- Continuous autofocus: so all my shots are sharp I rarely miss one.
- RAW: This gives you a lot of options while editing the photos afterward.
- Aperture priority: I like to be in control op my depth of field when going from candid shots to posed group shots and back. The shutter speed is fairly unimportant to me.
- Shutter speed: Though keeping an eye on shutter speed is important. Try to keep it above the length of your lense. So a 200mm asks for a 1/200s shutter speed. I like to even double it, just to be sure everything is sharp.
- ISO: In general I like to keep my ISO low to reduce noise. Unfortunately at events, you don’t have that luxury. I feel okay going up to ISO 6400. But anything above that requires a flash in my opinion.
Questions to ask your client
Having a conversation with your client in advance of the event is pretty essential. In-person, calling, or even just emailing. How you do it is not important, as long as you do it!
A couple of questions you need to have answered by your client:
- What type of event is it?
- What are the type of shots you are looking for?
- What are the key moments for you?
- Could you deliver me the full planning of the event?
- When do you want the photos delivered?
- Are there any VIPs you especially want photos of?
- Contact information of important people at the event
- Location (with Google Maps link) of the event
Create a shotlist for the event
- Detail shots
- Any sponsored banners
- Giftbags and other goodies
- The buffet or food
- The event venue
- The exterior
- The interior while it’s still empty
- The interior with people
- The attendees
- Candid interactions
- People checking in at the frontdesk/guestlist
- People interacting with sponsored materials
- People exchanging business cards
- Any side events happening
- VIPs, sponsors, speakers, …
- Keynote speakers

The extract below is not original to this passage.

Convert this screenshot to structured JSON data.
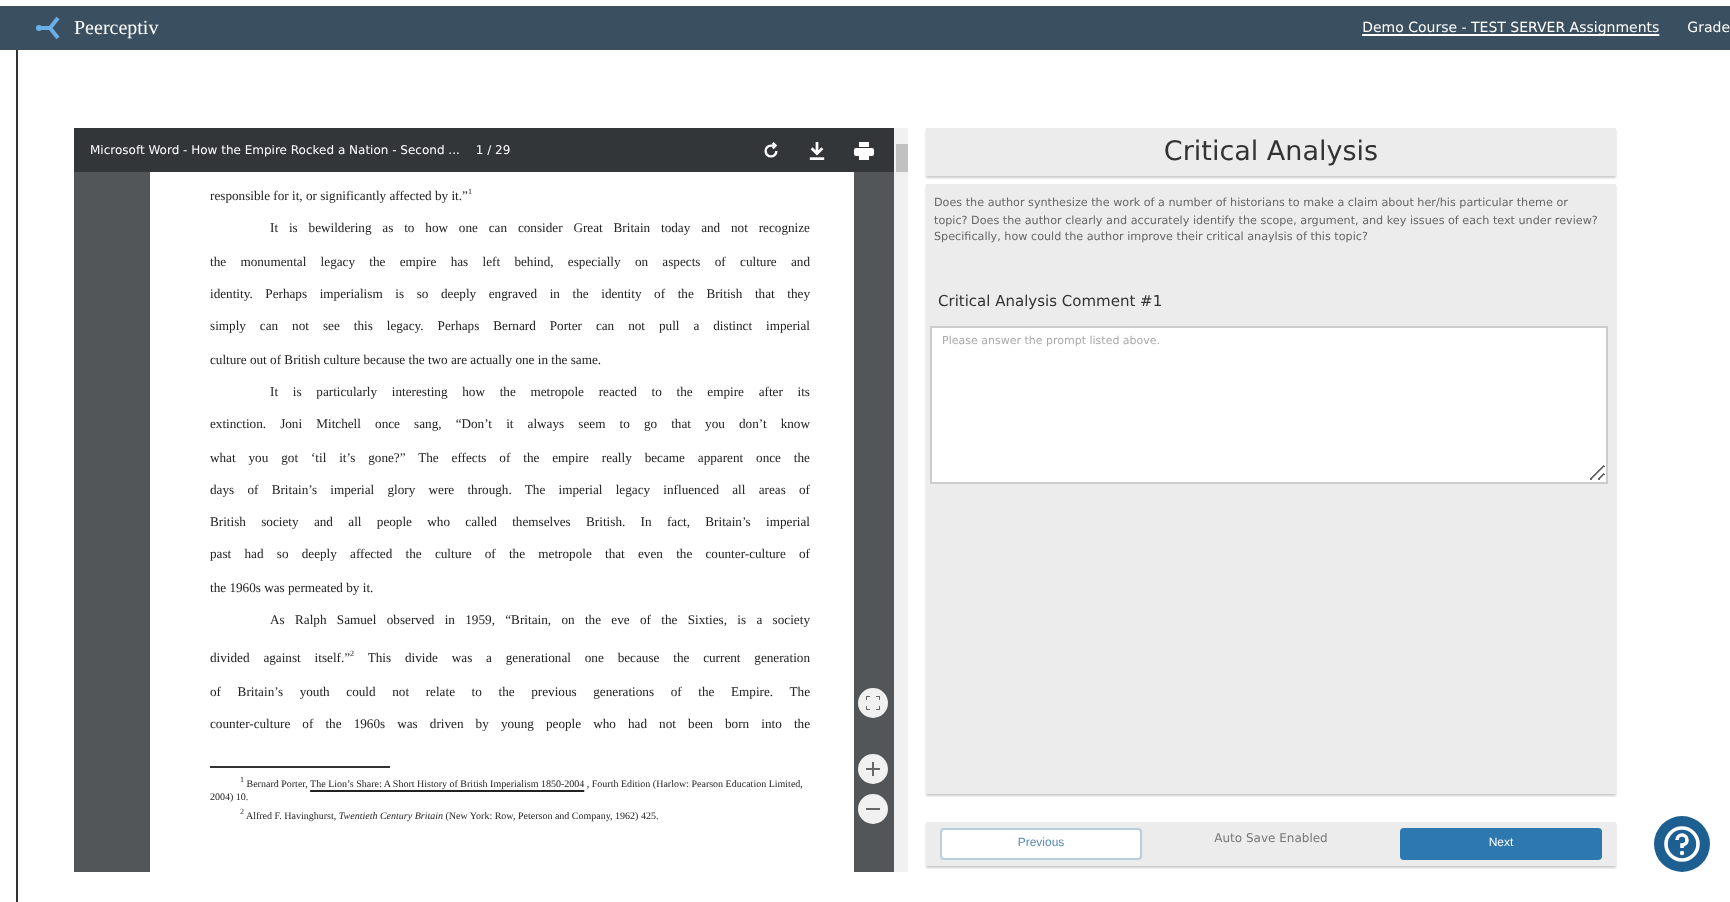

- On stage in the context
- On stage close-up
- People applauding
- Any crowd interaction that might happen
Not everything on this list will happen on all events, so adjust to your situation. It’s also best to stay flexible and open to change. Schedules can change while the event is happening and extra people to photograph might join (or leave).

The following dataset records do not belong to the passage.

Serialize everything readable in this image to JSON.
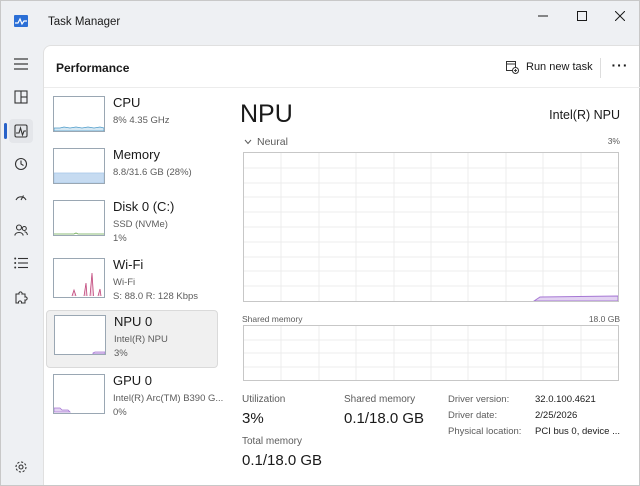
{
  "window": {
    "title": "Task Manager"
  },
  "header": {
    "title": "Performance",
    "run_new_task": "Run new task",
    "more_label": "···"
  },
  "devices": [
    {
      "name": "CPU",
      "line1": "8%  4.35 GHz",
      "line2": ""
    },
    {
      "name": "Memory",
      "line1": "8.8/31.6 GB (28%)",
      "line2": ""
    },
    {
      "name": "Disk 0 (C:)",
      "line1": "SSD (NVMe)",
      "line2": "1%"
    },
    {
      "name": "Wi-Fi",
      "line1": "Wi-Fi",
      "line2": "S: 88.0  R: 128 Kbps"
    },
    {
      "name": "NPU 0",
      "line1": "Intel(R) NPU",
      "line2": "3%"
    },
    {
      "name": "GPU 0",
      "line1": "Intel(R) Arc(TM) B390 G...",
      "line2": "0%"
    }
  ],
  "selected_device_index": 4,
  "detail": {
    "title": "NPU",
    "model": "Intel(R) NPU",
    "graph_label": "Neural",
    "graph_max": "3%",
    "shared_memory_label": "Shared memory",
    "shared_memory_max": "18.0 GB",
    "utilization_label": "Utilization",
    "utilization_value": "3%",
    "shared_memory_stat_label": "Shared memory",
    "shared_memory_stat_value": "0.1/18.0 GB",
    "total_memory_label": "Total memory",
    "total_memory_value": "0.1/18.0 GB",
    "driver_version_label": "Driver version:",
    "driver_version_value": "32.0.100.4621",
    "driver_date_label": "Driver date:",
    "driver_date_value": "2/25/2026",
    "physical_location_label": "Physical location:",
    "physical_location_value": "PCI bus 0, device ..."
  },
  "colors": {
    "accent": "#2862c8",
    "cpu_graph": "#4d9bc9",
    "memory_graph": "#a9c8ea",
    "disk_graph": "#6aa84f",
    "wifi_graph": "#c0457a",
    "npu_graph": "#a678d4",
    "gpu_graph": "#a678d4"
  }
}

What to deliver in your event photography
First of all, always make sure to fulfill your promises to your client. That’s the base of everything. But what can you promise?

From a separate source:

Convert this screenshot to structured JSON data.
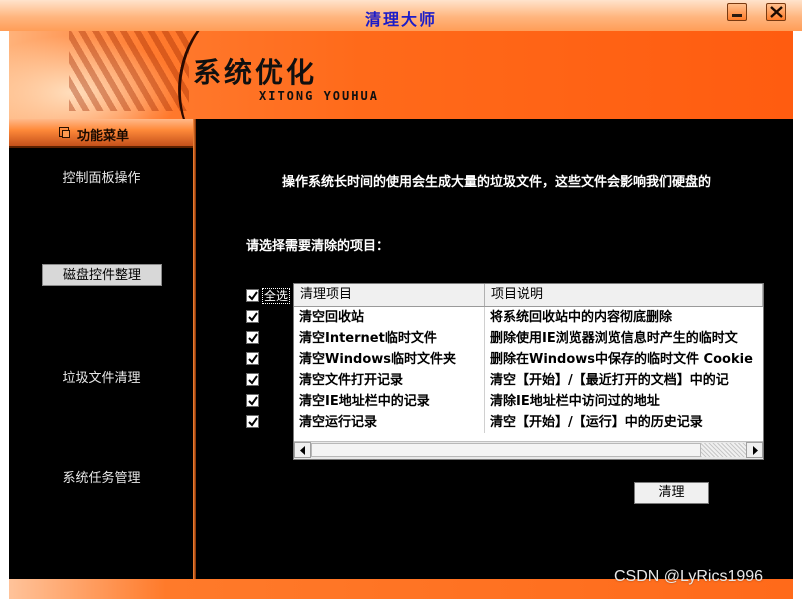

You can promise a certain amount of shots you will deliver. For example 30-40 photos per hour. Though in my opinion, this depends on the type of occasion and how the schedule is set up.
Don’t give your client all the photos. They want the good ones. It is your job to select and edit the right photos for the clients. They don’t want to see the bad ones.
Another thing that is easy to do as an extra for your client is giving the photos in different resolutions. I am not just talking about full-res en web-optimized shots. I am talking about making crops for Instagram too, for example.
Price for event photography
The price is probably one of those things you would like to discuss in advance. Though it depends on what you think you are worth. And even more importantly, what the client thinks you are worth.
Usually, the prices for event photography range from 100 euro’s to 300 euro’s per hour at the event. Be aware of the “at the event”. One hour of shooting also requires an hour of selecting and editing.
Make sure to include that time in your price too.
Factors that might bump up the prices are things like second shooters, extra material you might need for that specific event, photo booths, …
Event photography contract
You might want to consider having a contract for each shoot you do. Of course, you don’t have to make a new one every time.
I had a lawyer make me a template with my specific needs. I can still edit and add stuff, but it’s a good basis that works for 90% of my clients.
Consider hiring a lawyer for this too. They have the experience of creating these documents and will make sure everything has a legal basis.
What you might want to include:
- Timings of delivery and the event
- Time on site and for editing
- Deliverables (give a range, for example: 40-50 photos)
- Deposits/cancellation fees
- The ownership over the photos
- The allowed use of the photos
- So many more things, discuss these with your lawyer.